    Voorlopig Verslag, no. 2228, no. 7, 1951–1952, page 72, col. 1.Google Scholar
  112. 2.
    For the assumed grounds of this contention see page 20, footnote 4.Google Scholar
  113. 3.
    Memorie van Antwoord, zitting 1951–1952, 2228 nol 8, page 86, col. 2.Google Scholar
  114. 4.
    See page 21 above.Google Scholar
  115. 5.
    Voorlopig Verslag, no. 2228, no. 7, 1951–1952, page 72, col. 1.Google Scholar
  116. 6.
    This grants an appeal for indemnity if the High Authority fails to take the measures required as the result of a decision of annulment.Google Scholar
  117. 7.
    Memorie van Antwoord, no. 2228, no. 8, 1951–1952, page 86, col. 2.Google Scholar
  118. 8.
    What meaning the Netherlands’ Government attaches to the term “negative decision” is not clear, as by Art. 37, par. 3 the Court may annul decisions of the High Authority attempting to end the disturbance as well as explicit or implicit refusals to recognise the existence of the situation.
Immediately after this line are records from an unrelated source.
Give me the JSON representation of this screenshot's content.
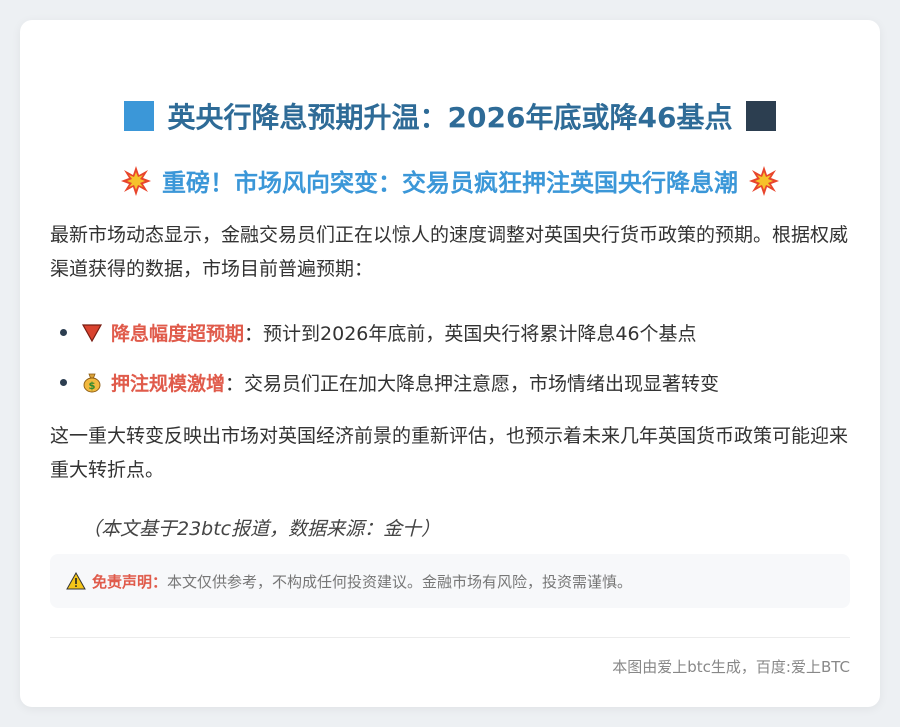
{
  "title": "英央行降息预期升温：2026年底或降46基点",
  "subtitle": "重磅！市场风向突变：交易员疯狂押注英国央行降息潮",
  "intro": "最新市场动态显示，金融交易员们正在以惊人的速度调整对英国央行货币政策的预期。根据权威渠道获得的数据，市场目前普遍预期：",
  "bullets": [
    {
      "icon": "red-down-triangle-icon",
      "label": "降息幅度超预期",
      "text": "：预计到2026年底前，英国央行将累计降息46个基点"
    },
    {
      "icon": "money-bag-icon",
      "label": "押注规模激增",
      "text": "：交易员们正在加大降息押注意愿，市场情绪出现显著转变"
    }
  ],
  "conclusion": "这一重大转变反映出市场对英国经济前景的重新评估，也预示着未来几年英国货币政策可能迎来重大转折点。",
  "source": "（本文基于23btc报道，数据来源：金十）",
  "disclaimer": {
    "label": "免责声明：",
    "text": "本文仅供参考，不构成任何投资建议。金融市场有风险，投资需谨慎。"
  },
  "footer": "本图由爱上btc生成，百度:爱上BTC",
  "colors": {
    "title": "#2e6b97",
    "subtitle": "#3b97d8",
    "highlight": "#e05b4b",
    "accent_square": "#3b97d8",
    "dark_square": "#2c3e50"
  }
}
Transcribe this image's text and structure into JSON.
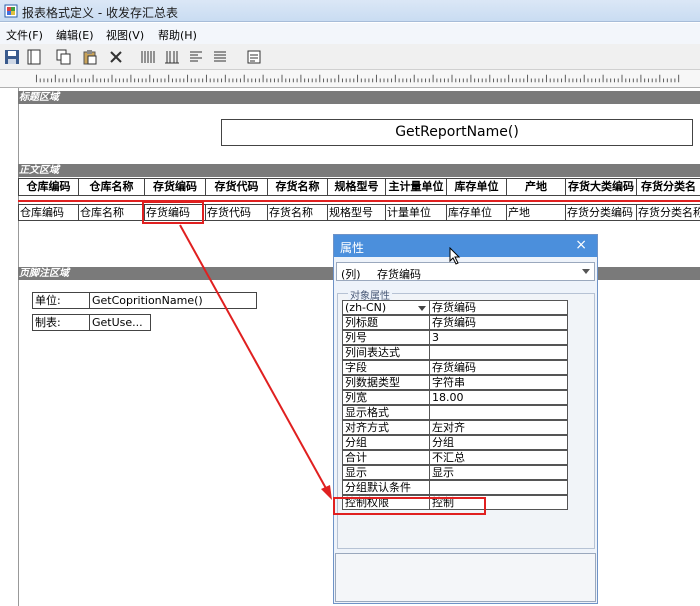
{
  "window": {
    "title": "报表格式定义 - 收发存汇总表"
  },
  "menu": [
    "文件(F)",
    "编辑(E)",
    "视图(V)",
    "帮助(H)"
  ],
  "bands": {
    "title": "标题区域",
    "body": "正文区域",
    "footer": "页脚注区域"
  },
  "report_title": "GetReportName()",
  "headers": [
    "仓库编码",
    "仓库名称",
    "存货编码",
    "存货代码",
    "存货名称",
    "规格型号",
    "主计量单位",
    "库存单位",
    "产地",
    "存货大类编码",
    "存货分类名"
  ],
  "data_fields": [
    "仓库编码",
    "仓库名称",
    "存货编码",
    "存货代码",
    "存货名称",
    "规格型号",
    "计量单位",
    "库存单位",
    "产地",
    "存货分类编码",
    "存货分类名称"
  ],
  "footer": {
    "unit_label": "单位:",
    "unit_value": "GetCopritionName()",
    "maker_label": "制表:",
    "maker_value": "GetUse..."
  },
  "props": {
    "title": "属性",
    "close": "×",
    "selector_type": "(列)",
    "selector_name": "存货编码",
    "group_label": "对象属性",
    "rows": [
      {
        "k": "(zh-CN)",
        "v": "存货编码"
      },
      {
        "k": "列标题",
        "v": "存货编码"
      },
      {
        "k": "列号",
        "v": "3"
      },
      {
        "k": "列间表达式",
        "v": ""
      },
      {
        "k": "字段",
        "v": "存货编码"
      },
      {
        "k": "列数据类型",
        "v": "字符串"
      },
      {
        "k": "列宽",
        "v": "18.00"
      },
      {
        "k": "显示格式",
        "v": ""
      },
      {
        "k": "对齐方式",
        "v": "左对齐"
      },
      {
        "k": "分组",
        "v": "分组"
      },
      {
        "k": "合计",
        "v": "不汇总"
      },
      {
        "k": "显示",
        "v": "显示"
      },
      {
        "k": "分组默认条件",
        "v": ""
      },
      {
        "k": "控制权限",
        "v": "控制"
      }
    ]
  },
  "colors": {
    "accent_red": "#e02020",
    "dialog_caption": "#4b8fdc"
  }
}
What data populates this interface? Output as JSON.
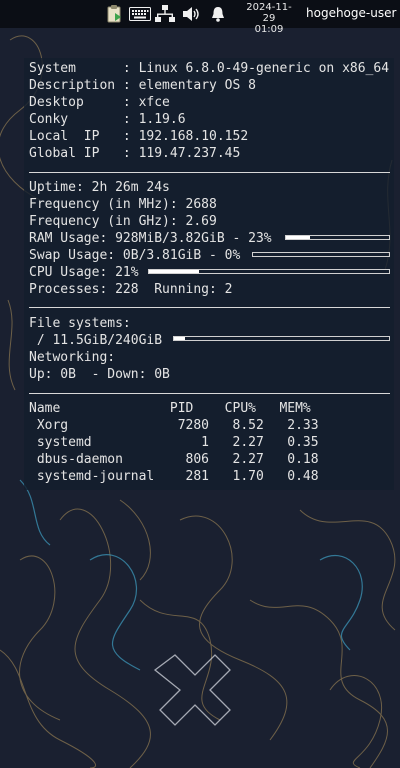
{
  "panel": {
    "tray_icons": [
      "app-updates-icon",
      "keyboard-icon",
      "network-icon",
      "volume-icon",
      "notification-bell-icon"
    ],
    "clock_date": "2024-11-29",
    "clock_time": "01:09",
    "user": "hogehoge-user"
  },
  "conky": {
    "system": [
      {
        "label": "System     ",
        "value": ": Linux 6.8.0-49-generic on x86_64"
      },
      {
        "label": "Description",
        "value": ": elementary OS 8"
      },
      {
        "label": "Desktop    ",
        "value": ": xfce"
      },
      {
        "label": "Conky      ",
        "value": ": 1.19.6"
      },
      {
        "label": "Local  IP  ",
        "value": ": 192.168.10.152"
      },
      {
        "label": "Global IP  ",
        "value": ": 119.47.237.45"
      }
    ],
    "uptime": "Uptime: 2h 26m 24s",
    "freq_mhz": "Frequency (in MHz): 2688",
    "freq_ghz": "Frequency (in GHz): 2.69",
    "ram": {
      "text": "RAM Usage: 928MiB/3.82GiB - 23%",
      "percent": 23
    },
    "swap": {
      "text": "Swap Usage: 0B/3.81GiB - 0%",
      "percent": 0
    },
    "cpu": {
      "text": "CPU Usage: 21%",
      "percent": 21
    },
    "processes": "Processes: 228  Running: 2",
    "fs_label": "File systems:",
    "fs_root": {
      "text": " / 11.5GiB/240GiB",
      "percent": 5
    },
    "net_label": "Networking:",
    "net_updown": "Up: 0B  - Down: 0B",
    "proc_header": "Name              PID    CPU%   MEM%",
    "proc_rows": [
      " Xorg              7280   8.52   2.33",
      " systemd              1   2.27   0.35",
      " dbus-daemon        806   2.27   0.18",
      " systemd-journal    281   1.70   0.48"
    ]
  }
}
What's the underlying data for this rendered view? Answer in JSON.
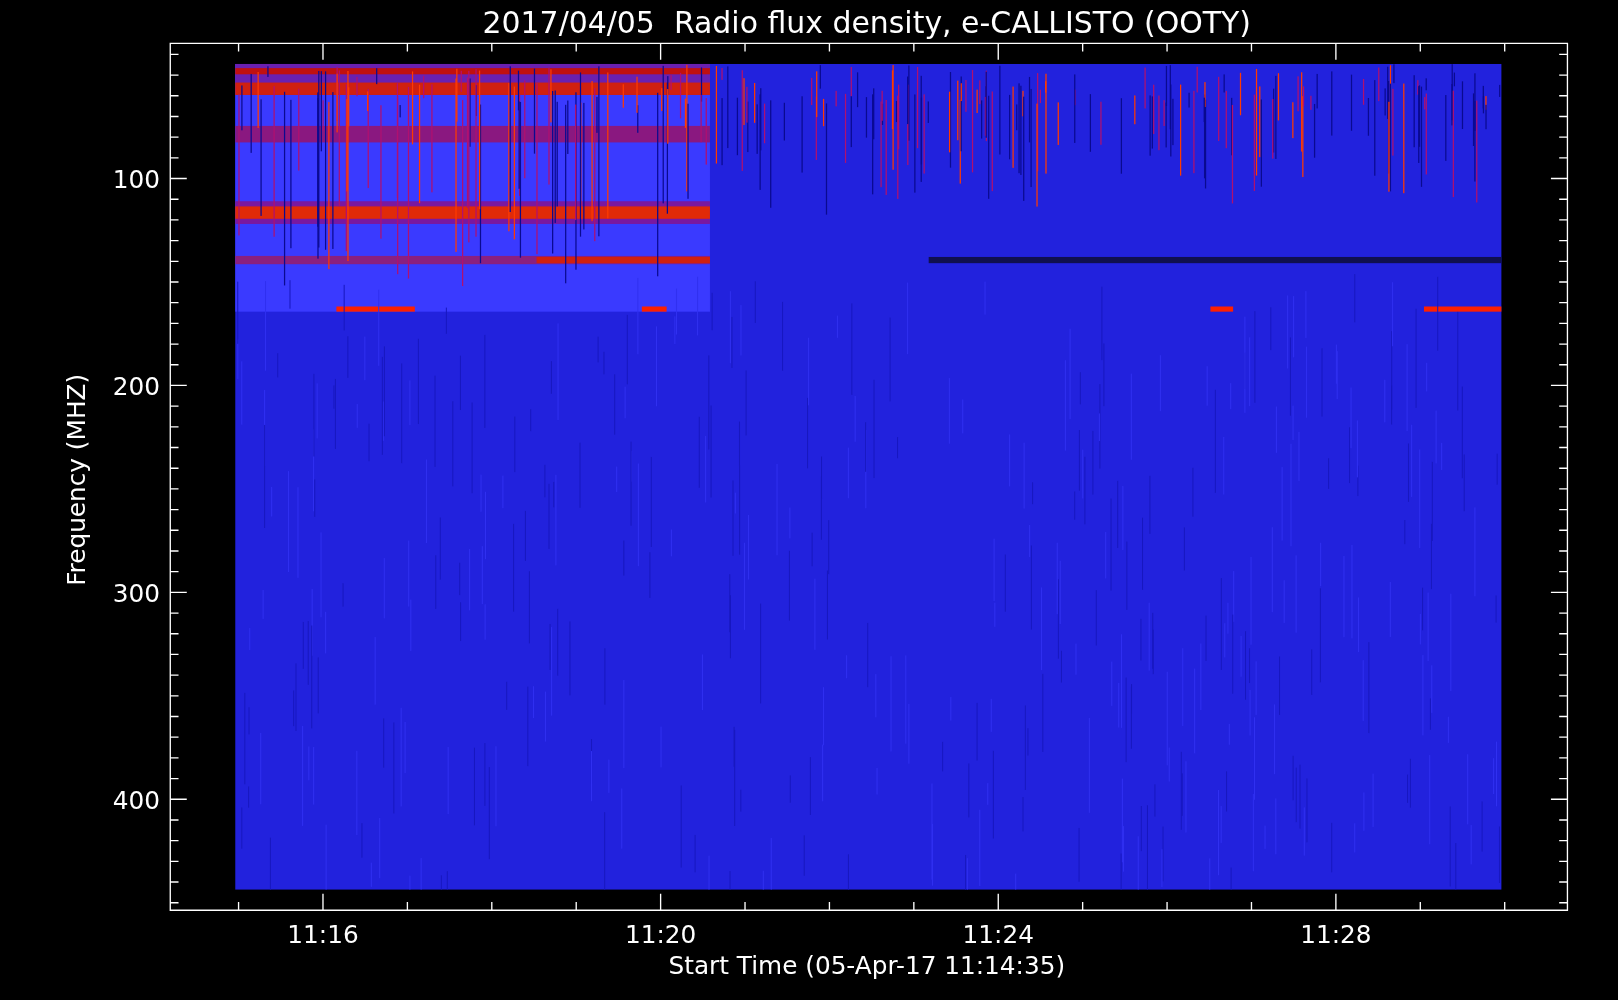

It is suggested that these cannot all be classed as negative decisions.Google Scholar
  119. 9.
    R.D.F., page 43.Google Scholar
  120. 10.
    en apprécier le bien—fondé.Google Scholar
  121. Tweede Kamer, Official Reports, 1951–1952, page 164, cols. 1 and 2. 2 Compte Rendu, 1951–1952, col. 1623.Google Scholar
  122. 1.
    Almost the same words are found in the Luxembourg Exposé des Motifs: “Art. 37 is of major importance for the Luxembourg economy, which is particularly vulnerable to fluctuations in the steel industry. It can be regarded as a special guarantee in favour of our economy”—Compte Rendu, Session ordinaire, 1951–1952, page 129.Google Scholar
  123. 2.
    Tweede Kamer, Official Reports, 1951–1952, page 163, col. 2.Google Scholar
  124. 3.
    Realités allemandes, page 2451.Google Scholar
  125. 4.
    Drucksache no. 2950 in the Bundestag Official Reports, 1951–1952, rage 7644 A.Google Scholar
  126. 1.
    R.D.F., page 36.Google Scholar
  127. 2.
    Memorie van Toelichting, no. 2228, no. 3, 1950–1951, page 34, col. 2.Google Scholar
  128. 3.
    Sénat, Session ordinaire, 1950–1951, no. 369, page 12.Google Scholar
  129. 4.
    Actions brought under Art. 66, par. 5. 2 are automatically suspensive. 6 Relazione della Commissione Permanente II, Giolitti and Bottai for the Minority, no. 2603—A, page 56, col. 2.Google Scholar
  130. 6.
    R.D.F., page 45.Google Scholar
  131. 1.
    Memorie van Antwoord, no. 2228, no. 8, 1951–1952, page 83, col. 1.Google Scholar
  132. 2.
    On this see further page 118.Google Scholar
  133. 3.
    R.D.F., page 37.Google Scholar
  134. I R.D.F., page 40.Google Scholar
  135. 2.
  136. 3.
    Tweede Kamer, Official Reports, 1951–1952, page 164, col. 2. 4 For a discussion of the meaning of these terms, see page 113.Google Scholar
  137. 4.
    Voorlopig Verslag, no. 2228, no. 7, 1951–1952, par. 8, page 69, col. 2 6 Memorie van Antwoord, no. 2228, no. 8, par. 8, 1951–1952, page 83, col. 1.Google Scholar
  138. 1.
    Voorlopig Verslag, no. 2228, no. 7, 1951–1952, page 72, col. 1.Google Scholar
  139. 2.
    Memorie van Antz000rd, no. 2228, no. 8, 1951–1952, page 86, col. 2.Google Scholar
  140. 3.
    Memorie van Toelichting, no. 2228, no. 3, 1950–1951, page 34, col. 2 and page 35, col. 1.Google Scholar
  141. 4.
    Voorlopig Verslag, no. 2228, no. 7, 1951–1952, page 72, col. 1.Google Scholar
  142. 5.
    Memorie van Antwoord, no. 2228, no. 8, 1951–1952, page 83, col. 1.Google Scholar
  143. 1.
    No legislation has, however, been introduced to give this express compe¬tence, so that it may be inferred that none was required.Google Scholar
  144. 2.
    R.D.F., page 44.Google Scholar
  145. 3.
    By this article, member States undertake not to submit disputes on the interpretation or application of the Treaty to a mode of decision other than that provided by the Treaty.Google Scholar
  146. 4.
    Senato della Repubblica, 1951, no. 1822, page 6, col. 2.Google Scholar
  147. 5.
    The term “interpretation of the Treaty” is obviously wider than “the objects of the Treaty” (Art. 89, par. 2). Power to act under Art. 89, par 2 is dependent upon a compromis between States, and not on the absence of special procedures in the Treaty.Google Scholar

Copyright information

© Springer Science + Business Media B.V. 1954

Authors and Affiliations

  • Donald Graham Valentine
    • 1
  1. 1.Saltwood, KentEngland

Personalised recommendations